▸ **Your goal**:
From the records below, please return each line that holds the word "Общий".

### Exercise data ###

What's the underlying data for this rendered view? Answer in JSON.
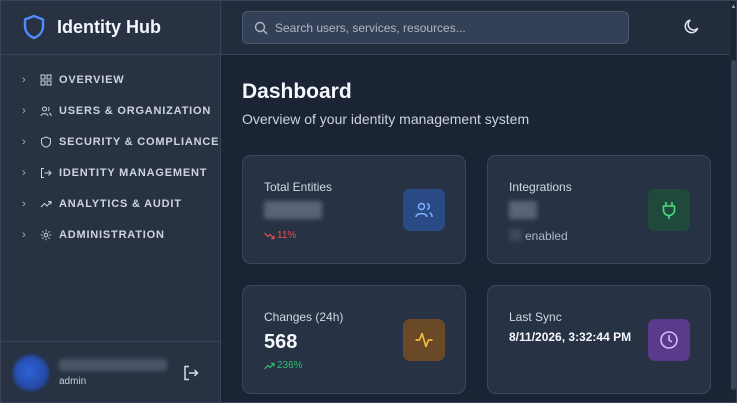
{
  "app": {
    "title": "Identity Hub"
  },
  "sidebar": {
    "items": [
      {
        "label": "OVERVIEW",
        "icon": "dashboard-icon"
      },
      {
        "label": "USERS & ORGANIZATION",
        "icon": "users-icon"
      },
      {
        "label": "SECURITY & COMPLIANCE",
        "icon": "shield-icon"
      },
      {
        "label": "IDENTITY MANAGEMENT",
        "icon": "login-icon"
      },
      {
        "label": "ANALYTICS & AUDIT",
        "icon": "trending-icon"
      },
      {
        "label": "ADMINISTRATION",
        "icon": "gear-icon"
      }
    ],
    "user": {
      "role": "admin"
    }
  },
  "header": {
    "search_placeholder": "Search users, services, resources...",
    "theme_icon": "moon-icon"
  },
  "main": {
    "title": "Dashboard",
    "subtitle": "Overview of your identity management system",
    "cards": {
      "total_entities": {
        "label": "Total Entities",
        "trend": "11%",
        "trend_dir": "down",
        "icon": "users-icon",
        "icon_bg": "#2a4a86",
        "icon_color": "#7fb0ff"
      },
      "integrations": {
        "label": "Integrations",
        "suffix": "enabled",
        "icon": "plug-icon",
        "icon_bg": "#1f4a3b",
        "icon_color": "#4ade80"
      },
      "changes": {
        "label": "Changes (24h)",
        "value": "568",
        "trend": "236%",
        "trend_dir": "up",
        "icon": "activity-icon",
        "icon_bg": "#6a4a26",
        "icon_color": "#f5b942"
      },
      "last_sync": {
        "label": "Last Sync",
        "value": "8/11/2026, 3:32:44 PM",
        "icon": "clock-icon",
        "icon_bg": "#5b3a8c",
        "icon_color": "#d6b8ff"
      }
    }
  },
  "colors": {
    "background": "#1b2435",
    "sidebar": "#283243",
    "card": "#283245",
    "trend_down": "#e0524f",
    "trend_up": "#2fbf71"
  }
}
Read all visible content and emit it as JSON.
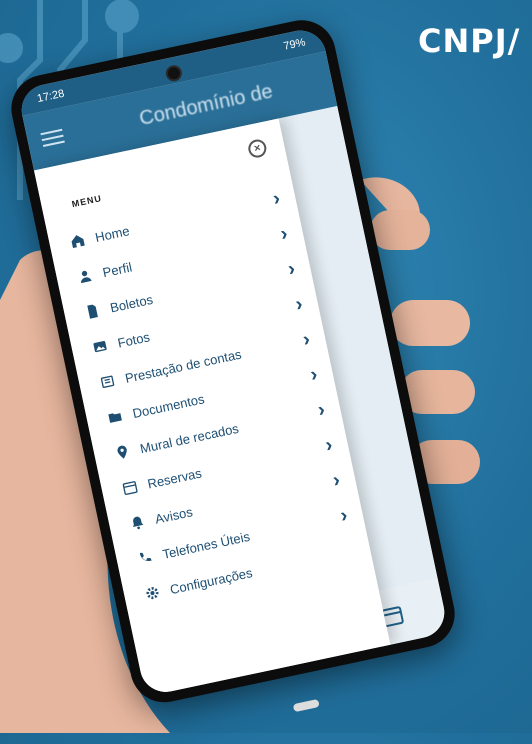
{
  "overlay": {
    "cnpj": "CNPJ/"
  },
  "status_bar": {
    "time": "17:28",
    "battery": "79%"
  },
  "app_bar": {
    "title": "Condomínio de"
  },
  "drawer": {
    "section_label": "MENU",
    "items": [
      {
        "label": "Home",
        "icon": "home-icon"
      },
      {
        "label": "Perfil",
        "icon": "person-icon"
      },
      {
        "label": "Boletos",
        "icon": "document-icon"
      },
      {
        "label": "Fotos",
        "icon": "image-icon"
      },
      {
        "label": "Prestação de contas",
        "icon": "receipt-icon"
      },
      {
        "label": "Documentos",
        "icon": "folder-icon"
      },
      {
        "label": "Mural de recados",
        "icon": "location-pin-icon"
      },
      {
        "label": "Reservas",
        "icon": "calendar-icon"
      },
      {
        "label": "Avisos",
        "icon": "bell-icon"
      },
      {
        "label": "Telefones Úteis",
        "icon": "phone-icon"
      },
      {
        "label": "Configurações",
        "icon": "gear-icon"
      }
    ]
  },
  "colors": {
    "background": "#216f9c",
    "app_bar": "#2a6f97",
    "accent_text": "#1e4f73",
    "home_active": "#e0a62a"
  }
}
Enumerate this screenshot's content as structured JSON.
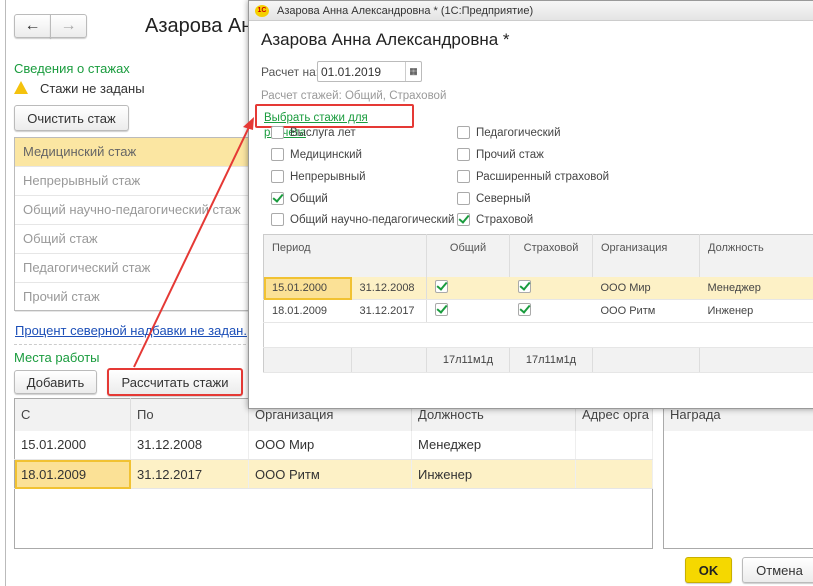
{
  "main": {
    "title": "Азарова Анн",
    "section_title": "Сведения о стажах",
    "warning": "Стажи не заданы",
    "clear_button": "Очистить стаж",
    "stazh_list": [
      "Медицинский стаж",
      "Непрерывный стаж",
      "Общий научно-педагогический стаж",
      "Общий стаж",
      "Педагогический стаж",
      "Прочий стаж"
    ],
    "north_link": "Процент северной надбавки не задан.",
    "work_title": "Места работы",
    "add_button": "Добавить",
    "calc_button": "Рассчитать стажи",
    "table": {
      "headers": [
        "С",
        "По",
        "Организация",
        "Должность",
        "Адрес орга"
      ],
      "rows": [
        [
          "15.01.2000",
          "31.12.2008",
          "ООО Мир",
          "Менеджер",
          ""
        ],
        [
          "18.01.2009",
          "31.12.2017",
          "ООО Ритм",
          "Инженер",
          ""
        ]
      ]
    },
    "award_header": "Награда",
    "ok": "OK",
    "cancel": "Отмена"
  },
  "popup": {
    "window_title": "Азарова Анна Александровна * (1С:Предприятие)",
    "logo": "1С",
    "heading": "Азарова Анна Александровна *",
    "date_label": "Расчет на:",
    "date_value": "01.01.2019",
    "calc_info": "Расчет стажей: Общий, Страховой",
    "select_link": "Выбрать стажи для расчета",
    "checkboxes": [
      {
        "label": "Выслуга лет",
        "checked": false
      },
      {
        "label": "Медицинский",
        "checked": false
      },
      {
        "label": "Непрерывный",
        "checked": false
      },
      {
        "label": "Общий",
        "checked": true
      },
      {
        "label": "Общий научно-педагогический",
        "checked": false
      },
      {
        "label": "Педагогический",
        "checked": false
      },
      {
        "label": "Прочий стаж",
        "checked": false
      },
      {
        "label": "Расширенный страховой",
        "checked": false
      },
      {
        "label": "Северный",
        "checked": false
      },
      {
        "label": "Страховой",
        "checked": true
      }
    ],
    "table": {
      "headers": [
        "Период",
        "",
        "Общий",
        "Страховой",
        "Организация",
        "Должность"
      ],
      "rows": [
        [
          "15.01.2000",
          "31.12.2008",
          true,
          true,
          "ООО Мир",
          "Менеджер"
        ],
        [
          "18.01.2009",
          "31.12.2017",
          true,
          true,
          "ООО Ритм",
          "Инженер"
        ]
      ],
      "totals": [
        "17л11м1д",
        "17л11м1д"
      ]
    }
  },
  "colors": {
    "accent_green": "#1a9c3e",
    "highlight": "#e53935",
    "selection": "#fbe6a2",
    "ok_button": "#f5d800"
  }
}
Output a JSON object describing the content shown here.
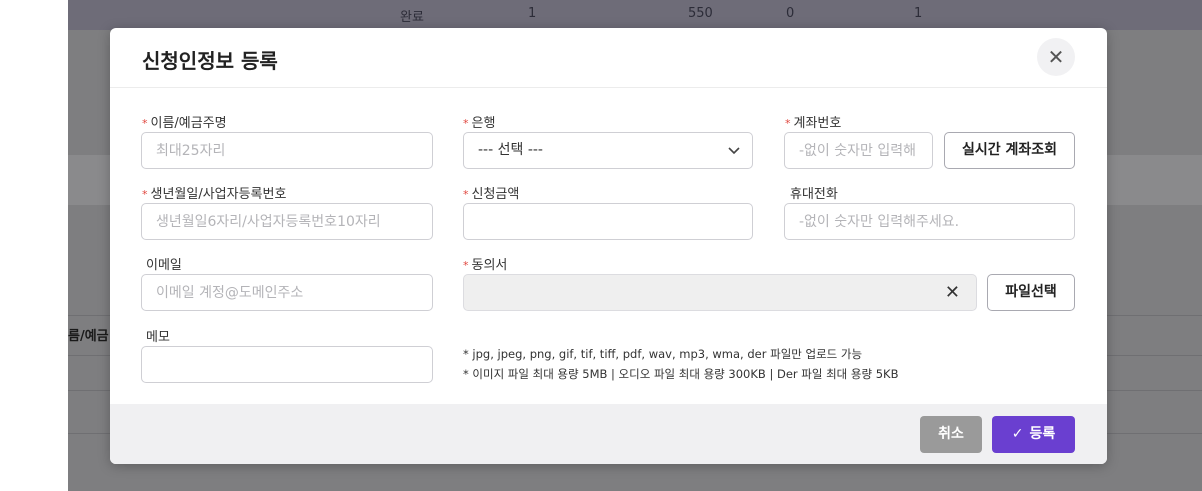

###

▸ **Response area**:
      "Общий научно-педагогический стаж",
      "Общий стаж",
    "calc_info": "Расчет стажей: Общий, Страховой",
        "label": "Общий",
        "label": "Общий научно-педагогический",
        "Общий",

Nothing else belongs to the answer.